Whoa. Some people will hear this information and ignore the implications since it possibly doesn’t directly affect you. Yet. There are some places like in Tennessee, just this past few weeks where there have been book burnings. They’ve been pulling books that they didn’t like out of public school libraries and public libraries and burning them. Whole states have outlawed the discussion of racism at public schools. Ohio’s considering such a law in other places, right wingers are trying to take over state election systems to make overturning results they don’t like easier. The US Supreme Court ruled during the pandemic that church services are essential and so they should be exempt from lockdowns and they are currently looking at a case about a city refusing to fly the Christian flag on a pole in front of City Hall. Several justices seem sympathetic to the group wanting to fly their flag. Christian nationalism seems to be at the root of all of these things. And if it isn’t stopped, it will be bad for secular people. And it will be bad for people who become victims of white supremacy. I also just I didn’t participate. But I was there during the press conference, it was a webinar, it was online when they presented this paper. And so I put a link to the paper and a link to a article from the Religious News Service. So you can check it out. But I really would encourage people to check this out, check out the report, and read it. And, and see these examples. I mean, this stuff is going on now. I don’t want to hype it as if there’s no possible way of getting around it. It’s just, it’s very disheartening. You know, we’ve come so far with real religious freedom. And it looks like we’re going to take a massive step back. And it’s going to start with these Christian nationalists that pack the courts and are in our state legislature and in Congress, and they’re going to, they’re going to roll back the clock on a lot of these rights, and protections that we’ve enjoyed as secular people.
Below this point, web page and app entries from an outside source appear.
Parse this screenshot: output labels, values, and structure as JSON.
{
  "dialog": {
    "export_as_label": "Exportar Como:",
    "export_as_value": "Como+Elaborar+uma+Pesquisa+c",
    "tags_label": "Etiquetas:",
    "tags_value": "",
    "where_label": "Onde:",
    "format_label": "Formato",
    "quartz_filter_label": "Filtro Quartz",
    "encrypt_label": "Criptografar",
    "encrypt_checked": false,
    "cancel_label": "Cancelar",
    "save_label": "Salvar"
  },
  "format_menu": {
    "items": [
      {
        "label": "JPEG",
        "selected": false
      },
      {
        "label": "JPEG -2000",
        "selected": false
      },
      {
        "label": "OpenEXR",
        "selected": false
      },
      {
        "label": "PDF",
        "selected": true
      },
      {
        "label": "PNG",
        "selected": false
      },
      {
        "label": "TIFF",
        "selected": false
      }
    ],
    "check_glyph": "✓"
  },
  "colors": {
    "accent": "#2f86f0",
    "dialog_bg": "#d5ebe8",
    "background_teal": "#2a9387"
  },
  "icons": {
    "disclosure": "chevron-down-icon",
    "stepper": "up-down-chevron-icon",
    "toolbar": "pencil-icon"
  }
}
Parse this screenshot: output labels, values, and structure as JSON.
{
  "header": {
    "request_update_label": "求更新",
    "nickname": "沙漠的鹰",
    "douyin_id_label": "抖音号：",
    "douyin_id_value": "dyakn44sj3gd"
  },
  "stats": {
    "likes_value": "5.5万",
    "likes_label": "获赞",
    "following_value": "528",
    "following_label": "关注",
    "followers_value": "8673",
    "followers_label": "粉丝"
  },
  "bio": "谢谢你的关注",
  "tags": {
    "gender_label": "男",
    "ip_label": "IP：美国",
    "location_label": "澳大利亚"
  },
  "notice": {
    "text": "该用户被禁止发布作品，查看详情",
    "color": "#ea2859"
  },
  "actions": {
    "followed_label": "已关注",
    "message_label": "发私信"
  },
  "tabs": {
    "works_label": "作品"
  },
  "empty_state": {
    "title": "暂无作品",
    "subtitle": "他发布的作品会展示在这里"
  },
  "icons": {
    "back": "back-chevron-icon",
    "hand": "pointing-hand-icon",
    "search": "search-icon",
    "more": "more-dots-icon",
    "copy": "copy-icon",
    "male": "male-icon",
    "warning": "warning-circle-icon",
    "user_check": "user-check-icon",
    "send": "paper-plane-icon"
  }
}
And we need to get on board, we need to get on the same page. So I put a link to the report and to some other reportage on this issue. And I really strongly advise you to check it out. And really keep up on this issue and respond in kind when needed. I know our group, the Secular Humanists of Western Lake Erie, you know, I’ll make sure I send out alerts if we need alerts, especially if something’s going on locally or in the state. And you know, it’s going to be a bumpy ride. And it does it’s going to be a bumpy ride. We’re going to see how that January 6th committee turns out and hopefully we’re able to get through this and and have our democracy survive. I really do.
Voice Over 27:24
Thank you for listening. For information about the topics in this episode, please visit the episode page at glasscityhumanist dot show. Glass City Humanist is an outreach of the Secular Humanists of Western Lake Erie, and is supported in part by a grant by the American Humanist Association. The AHA can be reached at americanhumanist.org SHoWLE can be reached at humanistswle.org. Glass City Humanist is hosted, written and produced by Douglas Berger, and he is solely responsible for the content our theme music is Glass City Jam composed using the ampify studio See you next time.
[Transcript also available for offline reading HERE]
Written, produced, and edited by Douglas Berger and he is entirely responsible for the content. Incidental voice overs by Shawn Meagley
The GCH theme is “Glass City Jam” composed using Ampify Studio
This episode by Glass City Humanist is licensed under CC BY-NC-ND 4.0.